Don’t misunderstand me: of course, it isn’t wrong to pursue justice. As I said, I’m relieved that bin Laden is dead. And before I say something that causes more harm than good for those whose lives were forever altered that morning, I’ll add that sometimes seeing justice served out is necessary before some victims are able to move on. It is important to show those who are hurting that they are important enough, that they are worth enough, for us to work tirelessly to capture the one responsible for the pain. Knowing that someone will back you up, defend and protect, is a critical piece of the healing puzzle. Yet, my caution is that it is only one piece of the puzzle. For some victims, the death of bin Laden almost certainly serves as proof that their loss wasn’t forgotten, and that’s a powerful thing. So, bin Laden’s death isn’t a bad thing. If I had to classify it as good or bad, it would, indeed, be a good and right thing. But his death isn’t enough. I think it’s safe to assume that what most, if not all, of the victims of 9-11 really want is people to remember their loved ones; I assume that they don’t want their loss forgotten, because it was so traumatizing and horrific and staggering. I’m sure they are celebrating the death of the one who caused their suffering but, once the initial joy wanes—what are they going to be left with? The same thing that they were before: memories of a loved one who can’t sit at the dinner table with them anymore. How then did the death of bin Laden in and of itself create healing? Is it justice, or is it revenge? And if I celebrate because I’ve exacted revenge, no matter how warranted it might have been, how much closer does that put me to becoming more like the one whose obituary makes me smile? Again, bin Laden deserved to pay for his crimes. My only question is—now that he has, what remains? Is the scar smaller?

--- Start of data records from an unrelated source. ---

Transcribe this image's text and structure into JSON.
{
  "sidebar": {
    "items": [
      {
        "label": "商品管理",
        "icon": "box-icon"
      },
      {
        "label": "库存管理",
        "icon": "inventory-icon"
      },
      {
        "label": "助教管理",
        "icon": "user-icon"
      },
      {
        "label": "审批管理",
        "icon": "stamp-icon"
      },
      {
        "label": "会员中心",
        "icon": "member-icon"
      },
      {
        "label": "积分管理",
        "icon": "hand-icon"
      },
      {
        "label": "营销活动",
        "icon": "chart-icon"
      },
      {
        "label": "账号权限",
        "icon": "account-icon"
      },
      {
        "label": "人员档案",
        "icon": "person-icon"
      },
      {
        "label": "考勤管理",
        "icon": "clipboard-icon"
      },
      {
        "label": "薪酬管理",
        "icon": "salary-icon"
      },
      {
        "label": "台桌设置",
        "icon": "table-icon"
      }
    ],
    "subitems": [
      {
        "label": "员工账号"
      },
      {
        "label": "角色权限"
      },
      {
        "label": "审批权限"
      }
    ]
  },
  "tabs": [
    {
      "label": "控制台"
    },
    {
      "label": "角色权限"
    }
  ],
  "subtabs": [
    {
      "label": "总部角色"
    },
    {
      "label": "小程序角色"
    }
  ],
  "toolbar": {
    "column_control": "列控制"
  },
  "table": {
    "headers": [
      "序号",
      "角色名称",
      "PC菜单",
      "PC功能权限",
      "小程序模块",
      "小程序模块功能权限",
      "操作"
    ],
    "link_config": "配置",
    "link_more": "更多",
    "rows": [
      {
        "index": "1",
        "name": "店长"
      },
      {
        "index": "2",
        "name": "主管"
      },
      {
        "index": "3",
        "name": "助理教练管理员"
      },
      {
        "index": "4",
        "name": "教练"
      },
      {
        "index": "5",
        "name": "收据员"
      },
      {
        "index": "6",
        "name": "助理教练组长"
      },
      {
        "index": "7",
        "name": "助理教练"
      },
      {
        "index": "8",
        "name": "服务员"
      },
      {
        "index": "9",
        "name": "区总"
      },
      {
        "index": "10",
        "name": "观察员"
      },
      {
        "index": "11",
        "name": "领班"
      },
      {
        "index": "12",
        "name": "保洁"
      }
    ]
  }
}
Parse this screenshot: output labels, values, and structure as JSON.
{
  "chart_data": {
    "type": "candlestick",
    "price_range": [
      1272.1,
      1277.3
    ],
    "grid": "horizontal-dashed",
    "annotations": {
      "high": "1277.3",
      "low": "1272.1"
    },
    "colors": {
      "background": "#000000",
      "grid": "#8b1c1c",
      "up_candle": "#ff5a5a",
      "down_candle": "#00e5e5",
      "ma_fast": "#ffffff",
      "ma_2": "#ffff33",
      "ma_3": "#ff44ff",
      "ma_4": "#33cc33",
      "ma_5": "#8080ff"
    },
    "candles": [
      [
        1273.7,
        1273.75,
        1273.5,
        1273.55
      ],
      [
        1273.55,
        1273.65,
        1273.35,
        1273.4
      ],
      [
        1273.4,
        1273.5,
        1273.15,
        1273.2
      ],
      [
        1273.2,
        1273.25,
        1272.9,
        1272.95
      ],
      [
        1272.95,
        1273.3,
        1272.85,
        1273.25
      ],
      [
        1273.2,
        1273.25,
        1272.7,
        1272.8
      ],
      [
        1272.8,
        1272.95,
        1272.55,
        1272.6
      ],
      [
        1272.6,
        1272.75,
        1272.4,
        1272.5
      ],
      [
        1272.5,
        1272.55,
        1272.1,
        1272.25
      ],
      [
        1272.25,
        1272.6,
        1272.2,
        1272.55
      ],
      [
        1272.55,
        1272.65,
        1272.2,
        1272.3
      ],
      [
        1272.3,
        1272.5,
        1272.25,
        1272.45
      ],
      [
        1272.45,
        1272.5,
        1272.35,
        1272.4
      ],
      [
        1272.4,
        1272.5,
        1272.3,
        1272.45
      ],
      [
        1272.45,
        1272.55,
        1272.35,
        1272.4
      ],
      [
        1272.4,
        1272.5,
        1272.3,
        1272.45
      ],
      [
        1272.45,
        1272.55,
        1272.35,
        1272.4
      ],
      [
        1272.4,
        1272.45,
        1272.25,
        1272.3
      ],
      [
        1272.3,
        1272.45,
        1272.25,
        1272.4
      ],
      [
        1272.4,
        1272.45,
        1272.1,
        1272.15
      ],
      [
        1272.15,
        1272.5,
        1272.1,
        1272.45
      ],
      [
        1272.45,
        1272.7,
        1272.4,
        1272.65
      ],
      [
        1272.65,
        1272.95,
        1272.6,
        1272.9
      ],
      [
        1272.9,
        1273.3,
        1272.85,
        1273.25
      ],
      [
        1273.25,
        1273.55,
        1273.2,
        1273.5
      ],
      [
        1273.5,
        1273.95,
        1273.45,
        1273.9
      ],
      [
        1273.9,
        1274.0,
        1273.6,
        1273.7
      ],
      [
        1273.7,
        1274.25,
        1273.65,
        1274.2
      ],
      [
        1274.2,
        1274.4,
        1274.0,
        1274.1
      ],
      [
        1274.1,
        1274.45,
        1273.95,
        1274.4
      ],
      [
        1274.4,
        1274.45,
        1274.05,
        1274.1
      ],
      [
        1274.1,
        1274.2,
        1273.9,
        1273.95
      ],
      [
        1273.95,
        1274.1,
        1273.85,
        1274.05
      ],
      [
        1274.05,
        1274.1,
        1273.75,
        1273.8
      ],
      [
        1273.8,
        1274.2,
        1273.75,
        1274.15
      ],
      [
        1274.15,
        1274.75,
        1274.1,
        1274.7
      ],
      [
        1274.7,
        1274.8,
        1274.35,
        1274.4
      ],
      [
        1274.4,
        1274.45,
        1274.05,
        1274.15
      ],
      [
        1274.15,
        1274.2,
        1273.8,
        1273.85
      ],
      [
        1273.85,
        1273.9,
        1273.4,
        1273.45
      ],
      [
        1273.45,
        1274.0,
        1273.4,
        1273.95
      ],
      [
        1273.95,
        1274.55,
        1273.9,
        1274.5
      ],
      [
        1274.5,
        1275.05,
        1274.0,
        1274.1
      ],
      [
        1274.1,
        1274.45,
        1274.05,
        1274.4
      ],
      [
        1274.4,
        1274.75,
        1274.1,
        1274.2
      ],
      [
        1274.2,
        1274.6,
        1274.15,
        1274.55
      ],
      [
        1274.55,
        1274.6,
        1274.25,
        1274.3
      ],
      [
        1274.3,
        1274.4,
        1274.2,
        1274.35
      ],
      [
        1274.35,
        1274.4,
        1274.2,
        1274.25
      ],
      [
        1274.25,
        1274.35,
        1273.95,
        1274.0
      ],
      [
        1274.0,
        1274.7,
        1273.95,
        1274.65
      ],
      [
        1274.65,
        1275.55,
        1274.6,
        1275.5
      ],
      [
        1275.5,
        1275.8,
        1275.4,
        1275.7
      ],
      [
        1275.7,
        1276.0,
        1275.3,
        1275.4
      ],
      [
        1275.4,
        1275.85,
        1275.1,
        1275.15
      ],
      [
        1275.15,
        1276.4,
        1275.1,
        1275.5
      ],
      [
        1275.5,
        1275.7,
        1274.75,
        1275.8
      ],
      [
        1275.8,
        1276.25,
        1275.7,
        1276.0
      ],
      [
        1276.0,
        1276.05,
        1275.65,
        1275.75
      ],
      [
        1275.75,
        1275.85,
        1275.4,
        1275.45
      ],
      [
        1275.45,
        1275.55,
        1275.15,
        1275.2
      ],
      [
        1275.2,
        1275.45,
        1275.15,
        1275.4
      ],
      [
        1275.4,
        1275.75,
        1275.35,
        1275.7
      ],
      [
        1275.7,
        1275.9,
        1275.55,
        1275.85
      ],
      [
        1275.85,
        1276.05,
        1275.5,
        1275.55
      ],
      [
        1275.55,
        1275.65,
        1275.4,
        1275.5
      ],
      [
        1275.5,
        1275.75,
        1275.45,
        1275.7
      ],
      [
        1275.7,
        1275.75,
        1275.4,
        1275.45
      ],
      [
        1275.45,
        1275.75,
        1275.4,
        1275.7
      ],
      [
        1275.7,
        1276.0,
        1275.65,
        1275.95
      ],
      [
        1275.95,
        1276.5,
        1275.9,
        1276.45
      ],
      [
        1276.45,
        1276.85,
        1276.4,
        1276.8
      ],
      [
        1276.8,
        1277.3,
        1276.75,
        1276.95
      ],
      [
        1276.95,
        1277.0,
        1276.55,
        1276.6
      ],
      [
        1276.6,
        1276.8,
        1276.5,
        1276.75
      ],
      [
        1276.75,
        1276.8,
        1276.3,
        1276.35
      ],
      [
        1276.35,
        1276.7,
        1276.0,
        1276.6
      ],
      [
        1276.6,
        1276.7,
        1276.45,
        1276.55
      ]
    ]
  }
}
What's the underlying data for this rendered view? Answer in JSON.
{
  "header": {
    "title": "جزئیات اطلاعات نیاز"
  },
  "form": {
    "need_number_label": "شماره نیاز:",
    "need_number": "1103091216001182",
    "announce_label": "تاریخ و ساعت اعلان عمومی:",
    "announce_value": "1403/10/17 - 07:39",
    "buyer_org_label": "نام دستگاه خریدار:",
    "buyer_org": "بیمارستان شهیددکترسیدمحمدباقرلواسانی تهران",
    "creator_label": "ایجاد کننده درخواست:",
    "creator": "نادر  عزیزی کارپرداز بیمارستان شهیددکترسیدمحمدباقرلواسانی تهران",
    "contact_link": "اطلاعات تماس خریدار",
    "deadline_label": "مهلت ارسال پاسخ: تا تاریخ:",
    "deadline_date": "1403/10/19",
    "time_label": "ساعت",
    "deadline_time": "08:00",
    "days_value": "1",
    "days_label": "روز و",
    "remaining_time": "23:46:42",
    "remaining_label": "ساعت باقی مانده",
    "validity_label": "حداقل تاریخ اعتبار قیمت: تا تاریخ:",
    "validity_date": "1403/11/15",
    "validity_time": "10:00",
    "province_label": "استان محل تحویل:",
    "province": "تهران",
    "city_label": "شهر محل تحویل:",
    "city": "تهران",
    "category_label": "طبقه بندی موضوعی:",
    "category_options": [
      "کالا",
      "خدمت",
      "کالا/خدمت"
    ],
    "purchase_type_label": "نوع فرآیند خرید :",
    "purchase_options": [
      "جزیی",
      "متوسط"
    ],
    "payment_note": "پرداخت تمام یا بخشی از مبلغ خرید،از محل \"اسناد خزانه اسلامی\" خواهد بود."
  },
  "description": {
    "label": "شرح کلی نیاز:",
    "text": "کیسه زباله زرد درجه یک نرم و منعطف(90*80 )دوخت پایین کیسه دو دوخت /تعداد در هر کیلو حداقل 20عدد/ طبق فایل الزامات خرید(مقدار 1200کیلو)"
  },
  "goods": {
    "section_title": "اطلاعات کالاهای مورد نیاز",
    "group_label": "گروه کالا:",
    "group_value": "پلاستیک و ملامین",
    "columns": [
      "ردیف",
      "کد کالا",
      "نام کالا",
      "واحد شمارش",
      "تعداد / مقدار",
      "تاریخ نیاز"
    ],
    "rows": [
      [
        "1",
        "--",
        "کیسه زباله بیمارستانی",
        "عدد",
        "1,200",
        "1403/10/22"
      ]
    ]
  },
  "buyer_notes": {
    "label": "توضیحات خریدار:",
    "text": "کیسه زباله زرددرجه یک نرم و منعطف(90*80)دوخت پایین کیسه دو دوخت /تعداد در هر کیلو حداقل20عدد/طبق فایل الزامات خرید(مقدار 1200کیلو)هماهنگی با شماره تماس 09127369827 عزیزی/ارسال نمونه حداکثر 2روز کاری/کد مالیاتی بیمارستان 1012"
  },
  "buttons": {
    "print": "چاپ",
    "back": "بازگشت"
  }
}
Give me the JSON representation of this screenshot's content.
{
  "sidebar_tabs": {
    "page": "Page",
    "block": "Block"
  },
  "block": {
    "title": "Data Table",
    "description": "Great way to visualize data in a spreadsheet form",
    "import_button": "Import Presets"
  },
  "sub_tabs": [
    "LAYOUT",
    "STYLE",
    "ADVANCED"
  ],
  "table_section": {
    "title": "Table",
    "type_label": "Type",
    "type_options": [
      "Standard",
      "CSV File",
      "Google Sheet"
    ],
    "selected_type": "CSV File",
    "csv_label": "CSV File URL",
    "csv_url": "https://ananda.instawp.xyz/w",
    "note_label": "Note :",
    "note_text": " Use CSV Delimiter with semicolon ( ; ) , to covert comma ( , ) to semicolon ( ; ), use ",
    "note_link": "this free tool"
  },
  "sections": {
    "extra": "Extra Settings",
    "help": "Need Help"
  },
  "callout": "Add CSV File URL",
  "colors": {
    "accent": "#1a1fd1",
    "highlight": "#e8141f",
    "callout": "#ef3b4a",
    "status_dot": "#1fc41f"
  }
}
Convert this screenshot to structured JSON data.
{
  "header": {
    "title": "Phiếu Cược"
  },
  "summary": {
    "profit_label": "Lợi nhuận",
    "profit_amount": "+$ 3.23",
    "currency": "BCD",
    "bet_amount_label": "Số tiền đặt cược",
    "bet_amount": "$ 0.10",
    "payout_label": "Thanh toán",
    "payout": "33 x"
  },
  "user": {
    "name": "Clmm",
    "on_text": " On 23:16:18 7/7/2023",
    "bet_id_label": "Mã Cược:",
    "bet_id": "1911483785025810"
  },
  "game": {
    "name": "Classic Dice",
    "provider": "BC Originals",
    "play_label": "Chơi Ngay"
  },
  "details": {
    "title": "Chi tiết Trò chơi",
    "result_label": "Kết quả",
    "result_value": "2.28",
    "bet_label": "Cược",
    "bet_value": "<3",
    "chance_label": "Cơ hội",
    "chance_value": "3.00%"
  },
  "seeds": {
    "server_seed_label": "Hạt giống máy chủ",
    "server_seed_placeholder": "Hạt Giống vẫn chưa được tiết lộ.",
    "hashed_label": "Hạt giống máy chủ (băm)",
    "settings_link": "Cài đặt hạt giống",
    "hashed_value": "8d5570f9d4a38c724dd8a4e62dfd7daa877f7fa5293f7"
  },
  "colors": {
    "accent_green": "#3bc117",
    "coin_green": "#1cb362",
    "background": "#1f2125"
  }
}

Is the absence less? Justice may have been served but what real difference does that make, if it doesn’t take the pain away?
Someone showed me a picture today. It had Osama’s head in Lady Liberty’s hand. It was a striking image, one that hypocritically left me feeling a moment’s perverse satisfaction, but then it left me with a more lasting feeling of discomfort. While I am proud that we defend our people, while I am proud of all that we have accomplished in the war and proud that we finally brought down the man responsible for it, while I am relieved and very proud that our nation doesn’t forget when our own are harmed, I remember a quote from Dr. Martin Luther King, Jr that said, “”I mourn the loss of thousands of precious lives, but I will not rejoice in the death of one, not even an enemy. Returning hate for hate multiplies hate, adding deeper darkness to a night already devoid of stars. Darkness cannot drive out darkness: only light can do that. Hate cannot drive out hate: only love can do that.”
I am relieved that Osama is dead, but the knowledge doesn’t make me want to party or throw confetti in the air. Instead, it serves as a somber reminder that evil will always exist in the world and that my responsibility to my hurt friend and American isn’t fully accomplished. If it’s needed, I can now quietly and somberly offer the death of bin Laden as a way to find closure for those most deeply impacted by his reign of terror. But, otherwise, all I really want to do is look at the stranger who, I know, was hurt and saddened like I was on September 11, 2001 and ask, “Can I have a hug?”